3 Considerations for Getting a Loan in Retirement
There are a few options available to help fund retirement, each with its own set of pros and cons. Borrowing from a 401(k) plan, getting a home equity line of credit (HELOC), or taking out a cash-out refinance are all viable choices, but it’s important to understand the implications of each before making a decision.
Borrowing from a 401(k) plan may be the easiest option, but it’s also the least favorable. Not only will you have to pay back the loan with interest, but you’ll also be subject to income taxes on the amount borrowed. And, if you leave your job for any reason, the loan must be paid back immediately or it will be considered a withdrawal and subject to even more taxes.

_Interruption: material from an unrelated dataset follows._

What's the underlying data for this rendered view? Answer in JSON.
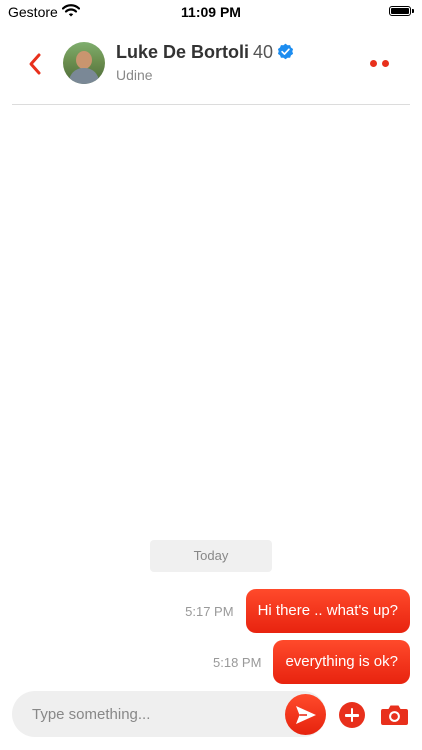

A HELOC is a better option than a 401(k) loan, but it still has its drawbacks. With a HELOC, you’ll be able to borrow against the equity in your home and use the money for whatever you want. The interest rates are usually lower than those of credit cards or personal loans, and you may even be able to deduct the interest on your taxes. However, if you fail to make payments, you could lose your home.
A cash-out refinance is another option to consider. With a cash-out refinance, you take out a new loan for more money than you currently owe on your home. The difference is paid to you in cash, which you can use for any purpose. The interest rates on cash-out refinances are usually lower than those of HELOCs or credit cards, but you will have to go through the hassle and expense of getting a new mortgage.
Before deciding which option is best for you, be sure to consider all the implications and talk to a financial advisor to get help making the best decision for your unique situation.